How is this happening, and what can be done about it?
I’m no longer surprised when I read listserves or hear from colleagues that a generic chemotherapy drug is not available from the manufacturer. Over the past year commonly administered drugs, including doxorubicin, vincristine, and others have been in short supply—or unavailable—for varying periods of time. In most cases, drug shortages have lasted weeks to months.
Some facilities that either happen to have a supply or have stockpiled commonly administered generic chemotherapy drugs often share their supply so that patients can continue optimal cancer treatment. However, in other cases, clinicians have been grappling with delaying treatment, reducing doses, or switching to another (and possibly inferior) chemotherapy drug that is available. Nurses at a conference recently talked about the ethical dilemma that this presents and how difficult it is to explain what is happening to patients. Patients just don’t understand how life-saving treatment chemotherapy drugs could be in short supply.
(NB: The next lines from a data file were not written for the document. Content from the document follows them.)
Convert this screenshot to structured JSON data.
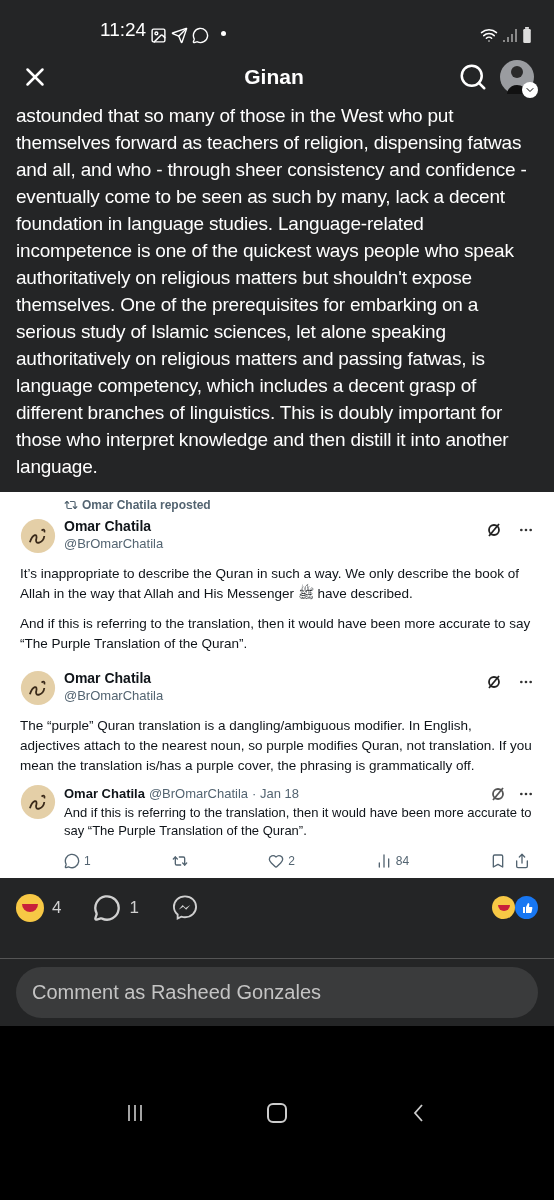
{
  "status_bar": {
    "time": "11:24"
  },
  "header": {
    "title": "Ginan"
  },
  "post": {
    "text": "astounded that so many of those in the West who put themselves forward as teachers of religion, dispensing fatwas and all, and who - through sheer consistency and confidence - eventually come to be seen as such by many, lack a decent foundation in language studies. Language-related incompetence is one of the quickest ways people who speak authoritatively on religious matters but shouldn't expose themselves. One of the prerequisites for embarking on a serious study of Islamic sciences, let alone speaking authoritatively on religious matters and passing fatwas, is language competency, which includes a decent grasp of different branches of linguistics. This is doubly important for those who interpret knowledge and then distill it into another language."
  },
  "screenshot": {
    "repost_label": "Omar Chatila reposted",
    "tweets": [
      {
        "name": "Omar Chatila",
        "handle": "@BrOmarChatila",
        "paragraphs": [
          "It’s inappropriate to describe the Quran in such a way. We only describe the book of Allah in the way that Allah and His Messenger ﷺ have described.",
          "And if this is referring to the translation, then it would have been more accurate to say “The Purple Translation of the Quran”."
        ]
      },
      {
        "name": "Omar Chatila",
        "handle": "@BrOmarChatila",
        "paragraphs": [
          "The “purple” Quran translation is a dangling/ambiguous modifier. In English, adjectives attach to the nearest noun, so purple modifies Quran, not translation. If you mean the translation is/has a purple cover, the phrasing is grammatically off."
        ]
      }
    ],
    "quoted": {
      "name": "Omar Chatila",
      "handle": "@BrOmarChatila",
      "date": "· Jan 18",
      "text": "And if this is referring to the translation, then it would have been more accurate to say “The Purple Translation of the Quran”."
    },
    "actions": {
      "replies": "1",
      "likes": "2",
      "views": "84"
    }
  },
  "reactions": {
    "count": "4",
    "comments": "1"
  },
  "comment": {
    "placeholder": "Comment as Rasheed Gonzales"
  }
}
The American Society of Anesthesiologists, the American Society of Clinical Oncology, the American Hospital Association, and the American Society of Health-System Pharmacists (ASHP), and other groups are urging Congress to pass federal legislation to ease drug shortages. The group suggested several options that could be included in federal legislation, including a requirement for advance notification of supply or production problems by both single-source and multi-source manufacturers; changes to FDA regulations for reporting interruptions in medically-necessary product supplies prior to planned action at least 12 months in advance; and revision of FDA’s definition of “medically necessary” to allow for inclusion of the impact of medication-use factors. These options were discussed by the groups at the Drug Shortages Summit in November 2010. Recommendations from the summit are available at www.ashp.org/drugshortages/summitreport.